On arrival in Lucca note that the area within the old city walls are a designated historic zone and restricted to drivers with special permits. That means if you come by car, you can only park in designated spots or outside the city walls.
How to Get to Lucca By Bus
Several buses run from Florence to Lucca every day. The earliest bus leaves at 05:45, while the last returns to Florence at 22:30.
It costs about €15 for a round trip and can take between an hour and 20 minutes to an hour and 45 minutes. You can book a ticket using Omio.
Where to Stay in Lucca
Staying in Lucca overnight is recommended so you can enjoy all of the city’s many charms. Here are some hand-picked accommodation options in Lucca.
Mid-range – Albergo Celide
Albergo Celide is a 4-star hotel near the historic center facing the city walls. It has comfortable rooms with a private bathroom and even offers an organic and gluten-free buffet to sweeten the deal >> Check Rates and Availability.
Budget – B&B Anfiteatro

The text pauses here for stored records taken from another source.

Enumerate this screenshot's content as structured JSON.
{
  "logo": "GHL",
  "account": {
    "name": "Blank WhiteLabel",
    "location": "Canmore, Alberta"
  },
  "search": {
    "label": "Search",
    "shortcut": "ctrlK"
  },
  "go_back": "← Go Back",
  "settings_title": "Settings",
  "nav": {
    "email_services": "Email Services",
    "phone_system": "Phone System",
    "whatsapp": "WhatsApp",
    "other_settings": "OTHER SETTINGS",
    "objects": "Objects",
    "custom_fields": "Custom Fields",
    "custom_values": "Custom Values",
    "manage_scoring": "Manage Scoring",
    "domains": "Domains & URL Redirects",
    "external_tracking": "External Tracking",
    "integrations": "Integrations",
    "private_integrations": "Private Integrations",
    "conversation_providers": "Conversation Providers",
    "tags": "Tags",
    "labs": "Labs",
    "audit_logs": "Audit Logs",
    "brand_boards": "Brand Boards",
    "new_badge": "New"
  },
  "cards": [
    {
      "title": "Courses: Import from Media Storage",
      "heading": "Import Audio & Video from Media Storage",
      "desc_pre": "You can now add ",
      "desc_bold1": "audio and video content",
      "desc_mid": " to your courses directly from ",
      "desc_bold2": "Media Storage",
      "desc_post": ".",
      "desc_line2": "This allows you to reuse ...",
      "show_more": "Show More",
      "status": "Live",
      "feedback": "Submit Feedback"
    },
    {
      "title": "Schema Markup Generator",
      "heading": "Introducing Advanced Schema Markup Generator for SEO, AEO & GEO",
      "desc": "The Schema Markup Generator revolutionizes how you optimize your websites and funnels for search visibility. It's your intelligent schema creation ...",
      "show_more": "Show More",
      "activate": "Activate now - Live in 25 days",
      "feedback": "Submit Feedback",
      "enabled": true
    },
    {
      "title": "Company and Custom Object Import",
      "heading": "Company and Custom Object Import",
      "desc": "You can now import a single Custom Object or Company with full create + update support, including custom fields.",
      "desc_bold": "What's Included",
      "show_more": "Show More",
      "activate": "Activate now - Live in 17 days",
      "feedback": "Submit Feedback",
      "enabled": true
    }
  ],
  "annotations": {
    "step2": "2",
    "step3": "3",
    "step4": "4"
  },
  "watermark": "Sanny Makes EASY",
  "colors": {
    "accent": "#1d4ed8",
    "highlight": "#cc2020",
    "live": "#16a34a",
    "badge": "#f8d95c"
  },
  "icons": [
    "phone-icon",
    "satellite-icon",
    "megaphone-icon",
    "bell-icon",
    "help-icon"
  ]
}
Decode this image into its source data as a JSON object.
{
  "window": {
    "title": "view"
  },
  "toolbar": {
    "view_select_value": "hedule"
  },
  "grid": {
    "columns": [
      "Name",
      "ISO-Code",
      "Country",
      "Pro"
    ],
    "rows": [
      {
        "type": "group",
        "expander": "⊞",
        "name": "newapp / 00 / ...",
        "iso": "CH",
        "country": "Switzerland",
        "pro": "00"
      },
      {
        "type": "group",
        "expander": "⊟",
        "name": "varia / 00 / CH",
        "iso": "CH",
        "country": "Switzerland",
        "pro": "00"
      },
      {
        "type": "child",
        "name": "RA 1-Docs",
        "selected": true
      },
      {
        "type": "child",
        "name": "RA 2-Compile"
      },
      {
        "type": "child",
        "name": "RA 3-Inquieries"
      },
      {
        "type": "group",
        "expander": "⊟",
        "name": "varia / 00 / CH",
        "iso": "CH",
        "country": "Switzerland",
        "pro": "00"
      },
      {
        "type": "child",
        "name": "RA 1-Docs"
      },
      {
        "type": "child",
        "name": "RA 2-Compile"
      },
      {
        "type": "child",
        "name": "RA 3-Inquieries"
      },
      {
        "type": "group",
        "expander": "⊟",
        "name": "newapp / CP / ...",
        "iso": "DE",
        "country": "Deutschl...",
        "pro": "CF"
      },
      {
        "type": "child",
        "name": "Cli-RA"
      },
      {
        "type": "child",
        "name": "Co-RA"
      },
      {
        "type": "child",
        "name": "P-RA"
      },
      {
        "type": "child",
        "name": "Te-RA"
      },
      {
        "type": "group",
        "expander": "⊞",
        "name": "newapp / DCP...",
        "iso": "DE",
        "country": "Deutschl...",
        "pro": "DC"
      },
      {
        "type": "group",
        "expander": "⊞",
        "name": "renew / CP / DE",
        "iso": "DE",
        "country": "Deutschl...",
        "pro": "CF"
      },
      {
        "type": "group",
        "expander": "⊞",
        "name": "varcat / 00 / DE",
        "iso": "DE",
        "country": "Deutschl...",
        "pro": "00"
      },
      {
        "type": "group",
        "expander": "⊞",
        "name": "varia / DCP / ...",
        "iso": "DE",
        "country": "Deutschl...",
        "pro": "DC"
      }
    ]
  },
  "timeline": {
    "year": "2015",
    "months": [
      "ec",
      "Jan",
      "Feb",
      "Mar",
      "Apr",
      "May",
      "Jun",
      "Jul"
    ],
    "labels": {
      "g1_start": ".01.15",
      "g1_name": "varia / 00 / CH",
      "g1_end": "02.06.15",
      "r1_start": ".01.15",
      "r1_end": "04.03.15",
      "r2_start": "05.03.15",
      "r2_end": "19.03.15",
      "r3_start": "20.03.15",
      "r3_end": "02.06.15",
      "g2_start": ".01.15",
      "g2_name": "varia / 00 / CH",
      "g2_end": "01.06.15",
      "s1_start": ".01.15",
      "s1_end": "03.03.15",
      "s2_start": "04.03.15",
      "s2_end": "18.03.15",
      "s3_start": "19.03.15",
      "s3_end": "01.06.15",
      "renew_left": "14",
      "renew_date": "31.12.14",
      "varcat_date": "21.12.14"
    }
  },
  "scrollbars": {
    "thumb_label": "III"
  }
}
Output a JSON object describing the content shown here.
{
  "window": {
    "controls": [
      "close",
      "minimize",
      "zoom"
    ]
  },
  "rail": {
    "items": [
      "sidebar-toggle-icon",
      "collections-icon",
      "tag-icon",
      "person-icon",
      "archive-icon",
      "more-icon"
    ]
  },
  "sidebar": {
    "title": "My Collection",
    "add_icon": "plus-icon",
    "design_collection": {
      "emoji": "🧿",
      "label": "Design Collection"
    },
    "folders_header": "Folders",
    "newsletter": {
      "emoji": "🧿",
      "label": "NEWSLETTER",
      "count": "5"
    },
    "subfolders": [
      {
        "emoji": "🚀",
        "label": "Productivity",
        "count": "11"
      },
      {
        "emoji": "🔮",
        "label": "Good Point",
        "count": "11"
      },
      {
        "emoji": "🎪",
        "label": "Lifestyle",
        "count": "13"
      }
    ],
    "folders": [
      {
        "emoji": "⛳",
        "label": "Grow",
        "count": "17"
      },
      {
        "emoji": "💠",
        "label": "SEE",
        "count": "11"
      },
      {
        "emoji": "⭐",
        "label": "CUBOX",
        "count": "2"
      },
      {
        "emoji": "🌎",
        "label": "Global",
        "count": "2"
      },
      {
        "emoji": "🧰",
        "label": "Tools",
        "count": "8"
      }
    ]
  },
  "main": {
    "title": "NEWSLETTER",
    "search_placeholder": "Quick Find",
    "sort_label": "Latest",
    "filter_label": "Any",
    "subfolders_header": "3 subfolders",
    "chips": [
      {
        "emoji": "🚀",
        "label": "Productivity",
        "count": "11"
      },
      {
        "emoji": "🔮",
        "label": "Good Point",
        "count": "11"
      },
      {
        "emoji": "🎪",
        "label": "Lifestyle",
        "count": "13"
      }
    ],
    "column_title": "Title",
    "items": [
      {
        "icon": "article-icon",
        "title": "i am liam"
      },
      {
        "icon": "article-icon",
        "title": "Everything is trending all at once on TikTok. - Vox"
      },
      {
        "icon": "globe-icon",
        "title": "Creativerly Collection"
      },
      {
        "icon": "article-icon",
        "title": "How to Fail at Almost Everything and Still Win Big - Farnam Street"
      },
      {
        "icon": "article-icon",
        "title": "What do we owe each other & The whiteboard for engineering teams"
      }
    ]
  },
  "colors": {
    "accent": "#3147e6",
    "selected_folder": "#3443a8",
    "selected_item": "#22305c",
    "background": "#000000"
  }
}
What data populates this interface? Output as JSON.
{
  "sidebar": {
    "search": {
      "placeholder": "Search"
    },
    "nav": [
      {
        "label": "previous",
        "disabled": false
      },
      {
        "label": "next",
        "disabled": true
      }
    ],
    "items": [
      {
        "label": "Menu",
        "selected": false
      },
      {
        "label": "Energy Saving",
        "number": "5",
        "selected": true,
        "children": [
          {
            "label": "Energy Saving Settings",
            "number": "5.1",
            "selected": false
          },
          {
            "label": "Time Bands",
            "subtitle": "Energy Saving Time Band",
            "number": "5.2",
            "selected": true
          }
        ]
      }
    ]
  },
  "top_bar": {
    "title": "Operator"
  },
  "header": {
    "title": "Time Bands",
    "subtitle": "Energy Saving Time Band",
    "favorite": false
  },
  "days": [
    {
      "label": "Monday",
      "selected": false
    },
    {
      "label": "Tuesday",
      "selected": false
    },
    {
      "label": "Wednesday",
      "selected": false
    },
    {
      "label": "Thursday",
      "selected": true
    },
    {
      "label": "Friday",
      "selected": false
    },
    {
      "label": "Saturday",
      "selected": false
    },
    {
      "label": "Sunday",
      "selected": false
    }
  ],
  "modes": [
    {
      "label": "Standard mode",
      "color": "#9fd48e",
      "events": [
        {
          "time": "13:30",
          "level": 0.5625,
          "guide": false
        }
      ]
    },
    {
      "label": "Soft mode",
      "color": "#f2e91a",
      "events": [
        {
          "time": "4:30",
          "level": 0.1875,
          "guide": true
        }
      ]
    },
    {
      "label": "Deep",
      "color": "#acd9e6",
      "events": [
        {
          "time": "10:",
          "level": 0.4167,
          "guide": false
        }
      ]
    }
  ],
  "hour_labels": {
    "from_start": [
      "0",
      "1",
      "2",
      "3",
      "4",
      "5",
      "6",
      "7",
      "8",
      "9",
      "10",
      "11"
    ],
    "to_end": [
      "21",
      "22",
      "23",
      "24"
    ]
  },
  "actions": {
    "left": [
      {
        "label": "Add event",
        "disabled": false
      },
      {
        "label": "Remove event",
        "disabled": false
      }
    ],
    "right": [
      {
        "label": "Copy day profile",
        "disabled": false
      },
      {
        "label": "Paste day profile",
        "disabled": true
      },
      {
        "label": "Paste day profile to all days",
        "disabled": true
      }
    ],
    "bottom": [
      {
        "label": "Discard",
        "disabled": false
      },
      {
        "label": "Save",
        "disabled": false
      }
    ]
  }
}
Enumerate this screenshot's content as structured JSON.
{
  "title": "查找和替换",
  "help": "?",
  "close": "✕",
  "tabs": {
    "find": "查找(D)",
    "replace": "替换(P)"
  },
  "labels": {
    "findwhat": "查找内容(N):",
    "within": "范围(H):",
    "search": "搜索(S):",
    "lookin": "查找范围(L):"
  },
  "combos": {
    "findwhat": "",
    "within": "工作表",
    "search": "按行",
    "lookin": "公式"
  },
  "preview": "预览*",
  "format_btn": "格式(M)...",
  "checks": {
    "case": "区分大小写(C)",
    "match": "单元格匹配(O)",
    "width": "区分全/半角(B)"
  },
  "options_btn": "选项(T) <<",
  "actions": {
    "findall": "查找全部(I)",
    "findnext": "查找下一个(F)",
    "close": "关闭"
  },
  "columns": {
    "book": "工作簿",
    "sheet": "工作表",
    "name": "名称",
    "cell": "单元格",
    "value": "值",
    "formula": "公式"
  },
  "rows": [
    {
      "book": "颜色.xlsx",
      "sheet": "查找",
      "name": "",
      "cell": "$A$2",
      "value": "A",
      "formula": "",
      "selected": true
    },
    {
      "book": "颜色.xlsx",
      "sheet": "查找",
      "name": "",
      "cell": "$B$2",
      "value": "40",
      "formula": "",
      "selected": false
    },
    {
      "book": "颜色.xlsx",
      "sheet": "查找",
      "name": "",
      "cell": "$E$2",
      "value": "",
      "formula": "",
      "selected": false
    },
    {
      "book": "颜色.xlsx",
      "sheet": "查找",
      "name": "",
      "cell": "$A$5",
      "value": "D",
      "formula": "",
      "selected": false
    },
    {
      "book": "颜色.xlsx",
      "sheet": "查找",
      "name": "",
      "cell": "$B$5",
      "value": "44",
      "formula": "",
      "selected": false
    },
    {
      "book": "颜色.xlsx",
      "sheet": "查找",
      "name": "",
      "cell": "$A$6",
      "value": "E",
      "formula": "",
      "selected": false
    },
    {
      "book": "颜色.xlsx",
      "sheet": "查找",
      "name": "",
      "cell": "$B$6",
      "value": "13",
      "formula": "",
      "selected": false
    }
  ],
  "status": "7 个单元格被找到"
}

The B&B Anfiteatro is ideal if you’re seeking comfort and space. Rooms have a classic but spacious style with high beam ceilings. Just outside the window, you’ll see the Piazza dell Anfiteatro with Via Fillungo just a stone’s throw away >> Check Rates and Availability.
Visiting Lucca, Tuscany – FAQs
Still have some questions about visiting Lucca? Here are the answers to some popular questions asked about this beautiful city.
Is Lucca Worth Visiting?
Yes, Lucca is worth visiting. This charming Tuscan city has a character unique in the region. Just as many have before you, you’ll fall in love with its collection of beautiful churches, musical heritage and elegant cobbled streets
How Long Should We Spend In Lucca?
The city of Lucca is small, so most visitors enjoy its attractions in one to two days. You’ll have enough time to slowly take in your surroundings, enjoy a concert and sample the delicious foods of the area.
Is Lucca Worth a Day Trip from Florence?
Yes, Lucca most certainly is worth a day trip from Florence. However you might wish you’d stayed longer, so consider staying overnight and enjoy another full day to enjoy everything the city has to offer.
What to Do in Lucca, Italy – Wrapped Up
As you can see, there are so many Lucca activities to choose from, whether you stay in the historic center or wander further afield. From the ancient city walls and Medieval towers to the musical delights of Puccini, the city has something for everyone.